'Oh, not above thirty-five. We've had the carpet taken up in the back drawing-room, and the piano and the card-tables are in the front. Jemima thought we'd better have a regular sit-down supper in the front parlour, because of the speechifying, and all that. But, Lord! uncle, what's the matter?' continued the excited little man, as Dumps stood with one shoe on, rummaging his pockets with the most frightful distortion of visage. 'What have you lost? Your pocket-book?'
'No,' returned Dumps, diving first into one pocket and then into the other, and speaking in a voice like Desdemona with the pillow over her mouth.
'Your card-case? snuff-box? the key of your lodgings?' continued Kitterbell, pouring question on question with the rapidity of lightning.
'No! no!' ejaculated Dumps, still diving eagerly into his empty pockets.
'Not--not--the MUG you spoke of this morning?'
'Yes, the MUG!' replied Dumps, sinking into a chair.
'How COULD you have done it?' inquired Kitterbell. 'Are you sure you brought it out?'
'Yes! yes! I see it all!' said Dumps, starting up as the idea flashed across his mind; 'miserable dog that I am--I was born to suffer. I see it all: it was the gentlemanly-looking young man!'
'Mr. Dumps!' shouted the greengrocer in a stentorian voice, as he ushered the somewhat recovered godfather into the drawing-room half an hour after the above declaration. 'Mr. Dumps!'--everybody looked at the door, and in came Dumps, feeling about as much out of place as a salmon might be supposed to be on a gravel-walk.

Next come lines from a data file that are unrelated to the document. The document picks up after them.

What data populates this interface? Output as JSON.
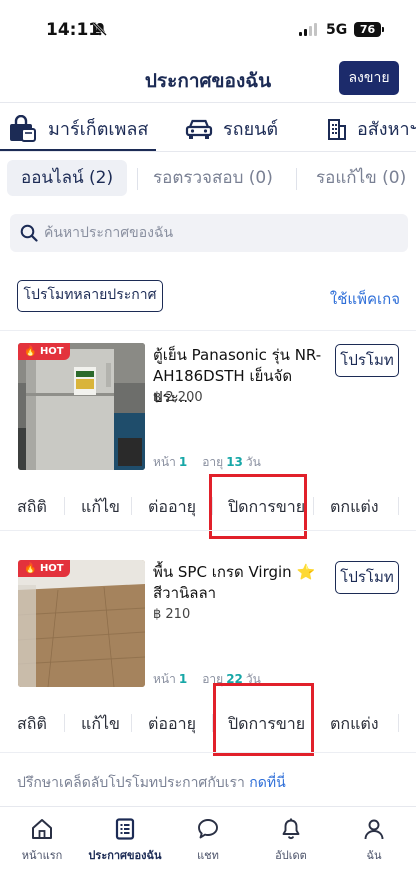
{
  "status_bar": {
    "time": "14:11",
    "network": "5G",
    "battery": "76"
  },
  "header": {
    "title": "ประกาศของฉัน",
    "post_button": "ลงขาย"
  },
  "categories": [
    {
      "label": "มาร์เก็ตเพลส",
      "icon": "bag-icon",
      "active": true
    },
    {
      "label": "รถยนต์",
      "icon": "car-icon"
    },
    {
      "label": "อสังหาฯ",
      "icon": "building-icon"
    }
  ],
  "status_tabs": [
    {
      "label": "ออนไลน์ (2)",
      "active": true
    },
    {
      "label": "รอตรวจสอบ (0)"
    },
    {
      "label": "รอแก้ไข (0)"
    }
  ],
  "search": {
    "placeholder": "ค้นหาประกาศของฉัน"
  },
  "promo_multi_button": "โปรโมทหลายประกาศ",
  "use_package_link": "ใช้แพ็คเกจ",
  "listings": [
    {
      "badge": "HOT",
      "title": "ตู้เย็น Panasonic รุ่น NR-AH186DSTH เย็นจัด ประ...",
      "price": "฿ 2,200",
      "promote_button": "โปรโมท",
      "page_label": "หน้า",
      "page_value": "1",
      "age_label": "อายุ",
      "age_value": "13",
      "age_unit": "วัน",
      "actions": [
        "สถิติ",
        "แก้ไข",
        "ต่ออายุ",
        "ปิดการขาย",
        "ตกแต่ง"
      ],
      "highlighted_action": "ปิดการขาย"
    },
    {
      "badge": "HOT",
      "title": "พื้น SPC เกรด Virgin ⭐ สีวานิลลา",
      "price": "฿ 210",
      "promote_button": "โปรโมท",
      "page_label": "หน้า",
      "page_value": "1",
      "age_label": "อายุ",
      "age_value": "22",
      "age_unit": "วัน",
      "actions": [
        "สถิติ",
        "แก้ไข",
        "ต่ออายุ",
        "ปิดการขาย",
        "ตกแต่ง"
      ],
      "highlighted_action": "ปิดการขาย"
    }
  ],
  "tip": {
    "text": "ปรึกษาเคล็ดลับโปรโมทประกาศกับเรา",
    "link": "กดที่นี่"
  },
  "bottom_nav": [
    {
      "label": "หน้าแรก",
      "icon": "home-icon"
    },
    {
      "label": "ประกาศของฉัน",
      "icon": "listing-icon",
      "active": true
    },
    {
      "label": "แชท",
      "icon": "chat-icon"
    },
    {
      "label": "อัปเดต",
      "icon": "bell-icon"
    },
    {
      "label": "ฉัน",
      "icon": "profile-icon"
    }
  ],
  "colors": {
    "primary": "#1c2b6b",
    "link": "#2f6fd8",
    "hot": "#e3323c",
    "highlight": "#e1202a",
    "teal": "#17a7a7"
  }
}
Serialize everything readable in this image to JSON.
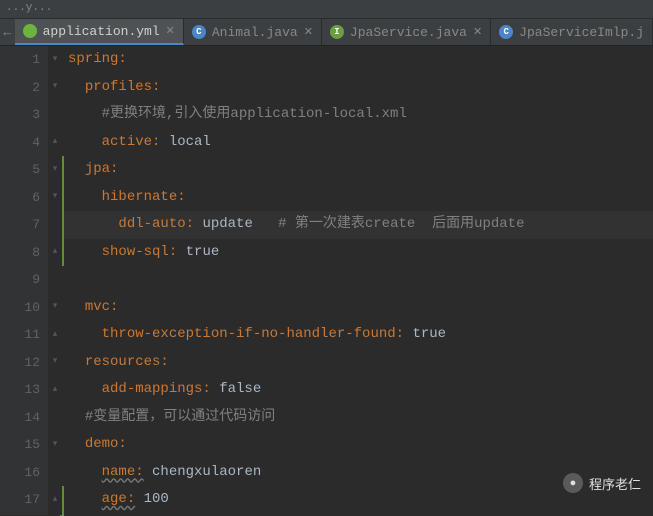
{
  "breadcrumb": "...y...",
  "tabs": [
    {
      "label": "application.yml",
      "iconClass": "fi-spring",
      "iconGlyph": "",
      "active": true
    },
    {
      "label": "Animal.java",
      "iconClass": "fi-class",
      "iconGlyph": "C",
      "active": false
    },
    {
      "label": "JpaService.java",
      "iconClass": "fi-iface",
      "iconGlyph": "I",
      "active": false
    },
    {
      "label": "JpaServiceImlp.j",
      "iconClass": "fi-class",
      "iconGlyph": "C",
      "active": false
    }
  ],
  "lines": {
    "l1_key": "spring:",
    "l2_key": "profiles:",
    "l3_comment": "#更换环境,引入使用application-local.xml",
    "l4_key": "active:",
    "l4_val": " local",
    "l5_key": "jpa:",
    "l6_key": "hibernate:",
    "l7_key": "ddl-auto:",
    "l7_val": " update",
    "l7_comment": "   # 第一次建表create  后面用update",
    "l8_key": "show-sql:",
    "l8_val": " true",
    "l10_key": "mvc:",
    "l11_key": "throw-exception-if-no-handler-found:",
    "l11_val": " true",
    "l12_key": "resources:",
    "l13_key": "add-mappings:",
    "l13_val": " false",
    "l14_comment": "#变量配置，可以通过代码访问",
    "l15_key": "demo:",
    "l16_key": "name:",
    "l16_val": " chengxulaoren",
    "l17_key": "age:",
    "l17_val": " 100"
  },
  "line_numbers": [
    "1",
    "2",
    "3",
    "4",
    "5",
    "6",
    "7",
    "8",
    "9",
    "10",
    "11",
    "12",
    "13",
    "14",
    "15",
    "16",
    "17"
  ],
  "watermark": "程序老仁"
}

'Happy to see you again,' said Mrs. Kitterbell, quite unconscious of the unfortunate man's confusion and misery; 'you must allow me to introduce you to a few of our friends:- my mamma, Mr. Dumps--my papa and sisters.' Dumps seized the hand of the mother as warmly as if she was his own parent, bowed TO the young ladies, and AGAINST a gentleman behind him, and took no notice whatever of the father, who had been bowing incessantly for three minutes and a quarter.
'Uncle,' said little Kitterbell, after Dumps had been introduced to a select dozen or two, 'you must let me lead you to the other end of the room, to introduce you to my friend Danton. Such a splendid fellow!--I'm sure you'll like him--this way,'--Dumps followed as tractably as a tame bear.

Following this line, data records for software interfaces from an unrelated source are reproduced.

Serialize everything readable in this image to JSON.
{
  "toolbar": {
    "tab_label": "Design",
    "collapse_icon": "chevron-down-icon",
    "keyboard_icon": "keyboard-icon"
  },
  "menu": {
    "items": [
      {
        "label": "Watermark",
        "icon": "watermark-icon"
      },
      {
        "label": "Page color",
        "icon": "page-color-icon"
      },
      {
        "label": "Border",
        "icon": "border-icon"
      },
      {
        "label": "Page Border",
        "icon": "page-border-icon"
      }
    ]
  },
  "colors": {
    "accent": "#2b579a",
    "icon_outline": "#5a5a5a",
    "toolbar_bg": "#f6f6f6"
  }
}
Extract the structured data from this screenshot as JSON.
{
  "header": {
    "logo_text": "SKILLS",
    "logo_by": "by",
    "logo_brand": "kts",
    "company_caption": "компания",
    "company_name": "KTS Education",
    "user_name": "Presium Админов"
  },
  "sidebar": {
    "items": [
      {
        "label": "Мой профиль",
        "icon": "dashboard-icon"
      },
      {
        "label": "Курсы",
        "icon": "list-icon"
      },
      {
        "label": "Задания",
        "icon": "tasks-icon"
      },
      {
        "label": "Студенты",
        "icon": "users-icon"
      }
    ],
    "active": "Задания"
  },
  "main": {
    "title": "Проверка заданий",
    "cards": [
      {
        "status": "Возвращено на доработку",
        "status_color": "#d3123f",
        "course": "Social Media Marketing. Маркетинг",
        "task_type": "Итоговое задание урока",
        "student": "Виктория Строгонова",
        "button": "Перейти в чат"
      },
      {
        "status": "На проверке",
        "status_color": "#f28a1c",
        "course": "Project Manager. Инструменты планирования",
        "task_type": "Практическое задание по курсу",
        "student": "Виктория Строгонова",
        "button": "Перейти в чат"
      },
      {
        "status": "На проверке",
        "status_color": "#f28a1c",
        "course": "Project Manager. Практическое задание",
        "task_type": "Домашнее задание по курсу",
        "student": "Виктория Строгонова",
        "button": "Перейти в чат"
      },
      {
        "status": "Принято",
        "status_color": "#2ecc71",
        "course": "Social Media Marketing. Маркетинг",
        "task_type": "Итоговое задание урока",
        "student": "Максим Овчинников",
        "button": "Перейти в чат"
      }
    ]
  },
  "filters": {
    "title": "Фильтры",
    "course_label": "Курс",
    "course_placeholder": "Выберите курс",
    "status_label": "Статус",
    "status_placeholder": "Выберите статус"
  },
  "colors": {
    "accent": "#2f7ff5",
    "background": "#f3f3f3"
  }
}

Mr. Danton was a young man of about five-and-twenty, with a considerable stock of impudence, and a very small share of ideas: he was a great favourite, especially with young ladies of from sixteen to twenty-six years of age, both inclusive. He could imitate the French-horn to admiration, sang comic songs most inimitably, and had the most insinuating way of saying impertinent nothings to his doting female admirers. He had acquired, somehow or other, the reputation of being a great wit, and, accordingly, whenever he opened his mouth, everybody who knew him laughed very heartily.
The introduction took place in due form. Mr. Danton bowed, and twirled a lady's handkerchief, which he held in his hand, in a most comic way. Everybody smiled.